We all know right from wrong. we may disagree in the methods and means, but we know what’s right and what’s not right.

It is not right to saddle future generations with our debts.
It is not right to regulate freedom.
It is right to protect ourselves by whatever means possible.

Just over a year ago we asked for change. Now, it’s time to demand it. Our government will continue to take control of our lives as long as we continue to allow it. Never before have we had so many methods from which to choose to make our voices heard: make phone calls, write letters, write blog posts, post video online, attend meet-ups and meetings. You can make a difference. You can make your voice heard. You can be a hero.

The choice is yours. Stand up, shake loose the imaginary bonds before they become real, and take responsibility as a citizen of these United States. Or, lay there on the railroad tracks and wait to be rescued.

The time to choose is now. Which will you be, the hero or the damsel in distress?


Tim Couch

With Aches Comes Wisdom

Man on sled in cloud of powdery snow
Yeah, that's gonna leave a mark

When we awoke this morning the CowChows lay under a four inch thick blanket of snow. Snow brings a peace and quiet to the world that is both soothing to the nerves and invigorating to the spirit. I found myself at once wanting to be outside frolicking in the snow and inside curled beneath my own blanket near a crackling fire. Throughout the morning I chose the latter. If only I’d been smart enough to stay there.

We were just finishing up lunch when I heard the tinkling laughter of children outside. The CowChows is nestled onto the side of a fairly steep hill, and through the window I watched as a couple of neighbor kids took turns on a sled. Their laughter, falling snow, the aroma of wood fire created a moment of nostalgia and a tiny voice inside my head asked, “How long’s it been since you slid on a sled in the snow?”

“They won’t want to play with me,” I argued. “To them I’m an old man.” But, the next thing I knew I was bundled up in my coveralls, boots, gloves, cap and shuffling out into the snow.

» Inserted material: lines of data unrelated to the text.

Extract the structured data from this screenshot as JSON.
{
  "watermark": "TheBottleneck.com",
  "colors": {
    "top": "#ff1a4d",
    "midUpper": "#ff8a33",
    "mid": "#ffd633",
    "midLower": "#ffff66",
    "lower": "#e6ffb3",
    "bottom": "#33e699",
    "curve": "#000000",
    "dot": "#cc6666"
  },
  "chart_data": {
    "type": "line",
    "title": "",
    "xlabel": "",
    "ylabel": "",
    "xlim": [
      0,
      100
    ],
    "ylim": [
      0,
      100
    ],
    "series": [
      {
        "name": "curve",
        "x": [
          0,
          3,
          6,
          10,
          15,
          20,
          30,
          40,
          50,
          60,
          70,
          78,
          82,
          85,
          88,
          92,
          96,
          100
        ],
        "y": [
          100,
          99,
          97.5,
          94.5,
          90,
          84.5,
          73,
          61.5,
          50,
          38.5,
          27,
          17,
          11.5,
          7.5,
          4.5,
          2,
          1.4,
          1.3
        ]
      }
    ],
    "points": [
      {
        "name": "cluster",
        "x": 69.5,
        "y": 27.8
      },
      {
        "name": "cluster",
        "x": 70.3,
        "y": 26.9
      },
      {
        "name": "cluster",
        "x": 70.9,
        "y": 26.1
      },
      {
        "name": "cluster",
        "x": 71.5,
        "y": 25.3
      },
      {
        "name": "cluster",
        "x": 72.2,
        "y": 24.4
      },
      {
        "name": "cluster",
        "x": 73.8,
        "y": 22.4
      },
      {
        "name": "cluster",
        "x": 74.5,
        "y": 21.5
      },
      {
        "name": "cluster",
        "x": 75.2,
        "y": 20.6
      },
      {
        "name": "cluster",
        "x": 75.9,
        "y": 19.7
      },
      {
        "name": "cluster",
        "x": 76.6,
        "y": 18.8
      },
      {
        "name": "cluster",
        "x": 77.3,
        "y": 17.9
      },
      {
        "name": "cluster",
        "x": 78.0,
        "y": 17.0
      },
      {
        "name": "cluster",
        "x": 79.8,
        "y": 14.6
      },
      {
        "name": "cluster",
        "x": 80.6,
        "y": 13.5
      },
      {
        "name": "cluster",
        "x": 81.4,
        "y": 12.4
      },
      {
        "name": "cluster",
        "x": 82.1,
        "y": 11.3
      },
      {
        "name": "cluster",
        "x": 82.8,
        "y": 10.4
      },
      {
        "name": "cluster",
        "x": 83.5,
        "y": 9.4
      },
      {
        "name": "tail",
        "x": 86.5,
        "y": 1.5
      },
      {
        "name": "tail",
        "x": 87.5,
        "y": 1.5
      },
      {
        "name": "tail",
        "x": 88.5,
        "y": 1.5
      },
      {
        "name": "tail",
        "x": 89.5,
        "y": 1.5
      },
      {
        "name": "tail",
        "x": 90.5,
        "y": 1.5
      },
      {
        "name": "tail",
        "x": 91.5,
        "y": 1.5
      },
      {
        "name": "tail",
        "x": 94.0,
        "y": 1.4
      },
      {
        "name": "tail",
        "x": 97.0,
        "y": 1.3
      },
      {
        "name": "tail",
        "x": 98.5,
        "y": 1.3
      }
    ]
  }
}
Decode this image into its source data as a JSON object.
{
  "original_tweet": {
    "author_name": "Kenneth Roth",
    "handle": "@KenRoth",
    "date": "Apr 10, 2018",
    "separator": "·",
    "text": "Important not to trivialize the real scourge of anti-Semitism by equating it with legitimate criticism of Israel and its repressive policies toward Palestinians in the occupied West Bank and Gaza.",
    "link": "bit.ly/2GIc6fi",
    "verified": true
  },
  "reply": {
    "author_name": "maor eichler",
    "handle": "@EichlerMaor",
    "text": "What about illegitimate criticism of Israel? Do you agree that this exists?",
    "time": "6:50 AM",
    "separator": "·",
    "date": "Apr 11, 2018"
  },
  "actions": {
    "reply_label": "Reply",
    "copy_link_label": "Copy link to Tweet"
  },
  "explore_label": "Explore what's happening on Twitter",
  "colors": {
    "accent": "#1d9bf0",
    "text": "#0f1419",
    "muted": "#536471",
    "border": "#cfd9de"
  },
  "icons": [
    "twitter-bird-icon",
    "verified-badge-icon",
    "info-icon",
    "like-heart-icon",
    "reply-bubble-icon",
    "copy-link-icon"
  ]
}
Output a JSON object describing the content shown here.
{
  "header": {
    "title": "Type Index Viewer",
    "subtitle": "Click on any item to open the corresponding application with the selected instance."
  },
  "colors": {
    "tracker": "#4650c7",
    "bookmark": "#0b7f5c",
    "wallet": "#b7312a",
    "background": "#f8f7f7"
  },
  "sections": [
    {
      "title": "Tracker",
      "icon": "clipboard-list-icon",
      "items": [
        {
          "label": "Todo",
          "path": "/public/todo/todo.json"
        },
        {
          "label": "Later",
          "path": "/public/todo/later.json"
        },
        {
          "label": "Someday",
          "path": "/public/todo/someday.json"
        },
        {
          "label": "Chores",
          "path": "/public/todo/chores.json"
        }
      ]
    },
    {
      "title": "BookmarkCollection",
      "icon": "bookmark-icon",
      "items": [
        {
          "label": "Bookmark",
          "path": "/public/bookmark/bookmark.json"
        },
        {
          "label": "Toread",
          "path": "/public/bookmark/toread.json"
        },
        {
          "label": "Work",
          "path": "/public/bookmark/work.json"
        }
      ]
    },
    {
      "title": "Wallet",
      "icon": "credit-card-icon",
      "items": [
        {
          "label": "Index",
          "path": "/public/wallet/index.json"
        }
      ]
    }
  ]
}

I stood off to the side and watched, feeling every bit like the kid who wants to play with the other kids’ toys but is afraid to ask. We exchanged “Hellos” and they continued to play, and all the while the little voice kept urging, “Go ahead; ask them.”

So, I did. I asked if I could ride their sled. Their stunned silence lasted only a few seconds and then they explained it was actually a “Snow Boogie” and yes, I was more than welcome to ride it. I wanted to start from higher up the hill and as we climbed to the perfect place to take-off from the little dark haired girl explained the finer points of snow-boogieing including steering and balance and safety, and I pretended to listen.

At last I said, “This is it,” primarily because I was already winded. We turned and with the excitement of a child I took two running steps and dove onto the boogie sleddy thing. As I picked up speed the years fell away and I was flooded with childlike sensations and childhood memories. The cold pinched my cheeks, my eyes filled with tears, and I could not stop smiling. I was flying down that hill and going faster by the second. At some point, though, fast became too fast.

About halfway down I was sure I’d passed the speed of sound because I could no longer hear myself screaming. I wished I’d paid more attention to the little dark haired girl when I realized I was not going to miss my neighbor’s mailbox. Luckily, my shoulder absorbed most of the blow and it hardly slowed me down at all. I caromed off the mailbox, across the snow covered road and into the ditch where we had placed several large rocks last Spring to prevent washout. Somehow my Snow Boogie stayed under me and not only skipped across the rocks but picked up speed in the process. When my eyeballs finally stopped bouncing I realized I was headed straight toward a neighbor’s truck. Rather than be decapitated, I bailed.

The world became a blur of snow covered ground and snow filled sky as I rolled over and over and over. Thankfully, a hedgerow of thorny bushes stopped my tumble. I rolled onto my back and lay there panting, and as if drifting down with the snow I heard again the laughter of children. Funny how much different it sounds when you know they’re laughing at you.

Perhaps age will eventually bring wisdom, but aches will definitely do the trick.

Cordially yours,

Tim Couch